Dreamcompute or a VPS for small, lightweight setup

In the long run, once I’ve sold plenty, I’m sure that the answer is dedicated FreeBSD servers. But in the meantime . . .

I need to run a very lightly loaded (< 1 qps) postgresSQL server (9.5+) which only talks to a custom program running on the server, which talks to the ports.

mySQL is absolutely, categorically, non-negitiably not an option for this for a variety of reasons that I won’t go into here.

The tables are very small. For each “debtor” instance for the user, there a few hundred (more than 500, less than 1000) rows, with a few columns each.
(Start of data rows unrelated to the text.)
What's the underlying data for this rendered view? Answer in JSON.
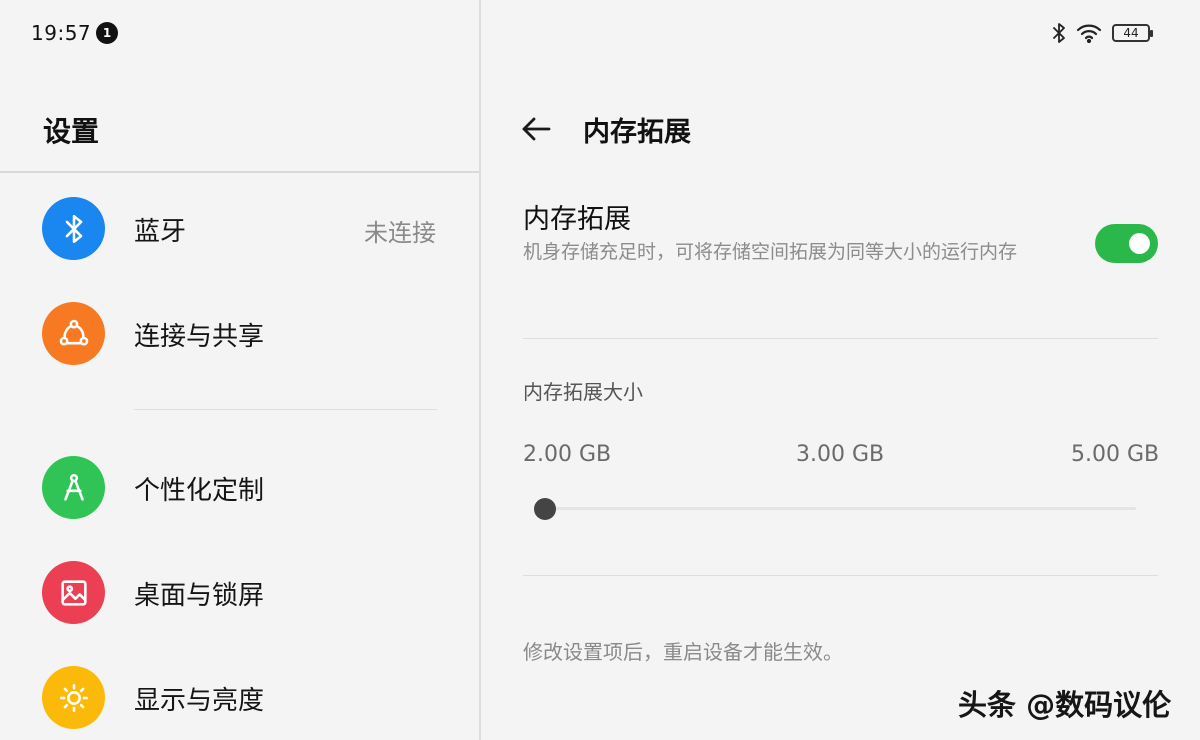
{
  "status_bar": {
    "time": "19:57",
    "notification_count": "1",
    "battery_level": "44",
    "icons": [
      "bluetooth-icon",
      "wifi-icon",
      "battery-icon"
    ]
  },
  "sidebar": {
    "title": "设置",
    "items": [
      {
        "label": "蓝牙",
        "value": "未连接",
        "icon": "bluetooth-icon",
        "color": "#1a86f0"
      },
      {
        "label": "连接与共享",
        "value": "",
        "icon": "share-icon",
        "color": "#f77a23"
      },
      {
        "label": "个性化定制",
        "value": "",
        "icon": "compass-icon",
        "color": "#2fc455"
      },
      {
        "label": "桌面与锁屏",
        "value": "",
        "icon": "image-icon",
        "color": "#ec3f53"
      },
      {
        "label": "显示与亮度",
        "value": "",
        "icon": "sun-icon",
        "color": "#fbba0a"
      }
    ]
  },
  "detail": {
    "title": "内存拓展",
    "switch": {
      "title": "内存拓展",
      "description": "机身存储充足时，可将存储空间拓展为同等大小的运行内存",
      "enabled": true,
      "color": "#2bb84a"
    },
    "size_section": {
      "label": "内存拓展大小",
      "options": [
        "2.00 GB",
        "3.00 GB",
        "5.00 GB"
      ],
      "selected": "2.00 GB"
    },
    "footer_note": "修改设置项后，重启设备才能生效。"
  },
  "watermark": "头条 @数码议伦"
}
On user launch on a desktop, pretty much the entire table gets read (it’s actually full of SQLite commands), after which it is checked periodically for changes.

From time to time the desktop application sends an update for any changed entires, and the server application sends back any other changes that have accumulated, as well as propagating the changes to any other users connected using the same debtor.

Most of the time, it will be sleeping, waiting for the next query.

The quirk is that for performance reasons, I do seem to need to leave the database connection open, as the query takes ~1ms, while opening a connection appears to be ~100ms.

Am I going to need a VPS, or is this something I can do with Dreamcompute until the load is enough to worry about?

And can an instance be launched and stick around (minutes, ours) simply by a user attempting to access the port, or does it need to “stay” on and wait?

I assume the time calculations for billing are clock time, not cpu time?

And I’m not clear whether I need to upload the whole server image when I turn it on and download before turning off, or does it stick around stored while not running?



If you want to deal with hardware, maybe :slight_smile: Otherwise FreeBSD on DreamCompute cloud should work… (I have it on my todo list of things to write about, document how to do that, etc.)

I’m not sure you can install PostgreSQL on DreamHost managed VPS, and in any case I’d look at the costs of the option. The smallest VPS is $15/month while the cheapest cloud VM is $4.50/month with 512MB or $6/month for the 1GB ram size. The difference is that VPS are managed, meaning that the base operating system and the default application packages are upgraded and maintained automatically. Cloud VMs are not managed, meaning that you have to take care of basic maintenance, cleanups, backups, etc. But if you’re ready to fiddle with your own hardware and FreeBSD you shouldn’t be afraid of that :slight_smile:

Consider that from the moment you call the API to start a cloud instance to when you’re able to ssh into it it takes about 30 seconds… and that’s one of the fastest times in the industry. If you’re concerned about 1ms vs 100ms response times, that’s not an option.

For billing purposes, we count the actual clock time that a virtual machine has resources reserved: the time a specific ID of a virtual machine either runs or is paused counts as billable time (up to 600 hours per month, the rest is free).

You can take a snapshot of your instance and shut it down, restarting it again once you need it … Once it’s in shutdown mode, it’s not billed. But remember that it takes ~30 seconds to boot back up, and depending on your boot sequence your database may take longer to come online. You know best :slight_smile: